- **ACTIVITY**
Each record that follows is to be duplicated exactly, though its pictures are not.

===== EXERCISE INPUT

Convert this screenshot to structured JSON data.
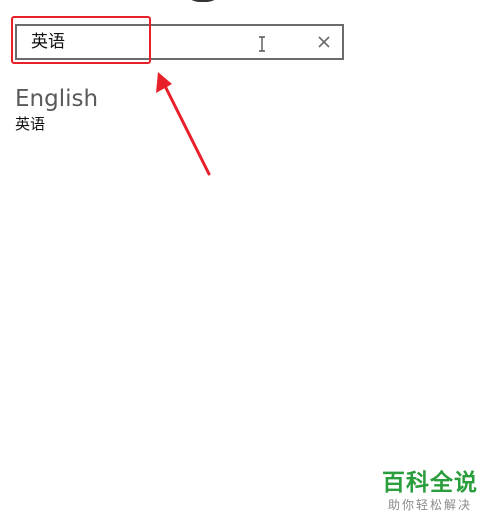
{
  "search": {
    "value": "英语",
    "placeholder": ""
  },
  "results": [
    {
      "title": "English",
      "subtitle": "英语"
    }
  ],
  "annotation": {
    "highlight_color": "#e8202a"
  },
  "watermark": {
    "title": "百科全说",
    "subtitle": "助你轻松解决",
    "color": "#2a9d3c"
  },
  "icons": {
    "clear": "close-icon",
    "cursor": "text-cursor-icon"
  }
}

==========

- **REPLY**
Convert this screenshot to structured JSON data.
{
  "search": {
    "value": "英语",
    "placeholder": ""
  },
  "results": [
    {
      "title": "English",
      "subtitle": "英语"
    }
  ],
  "annotation": {
    "highlight_color": "#e8202a"
  },
  "watermark": {
    "title": "百科全说",
    "subtitle": "助你轻松解决",
    "color": "#2a9d3c"
  },
  "icons": {
    "clear": "close-icon",
    "cursor": "text-cursor-icon"
  }
}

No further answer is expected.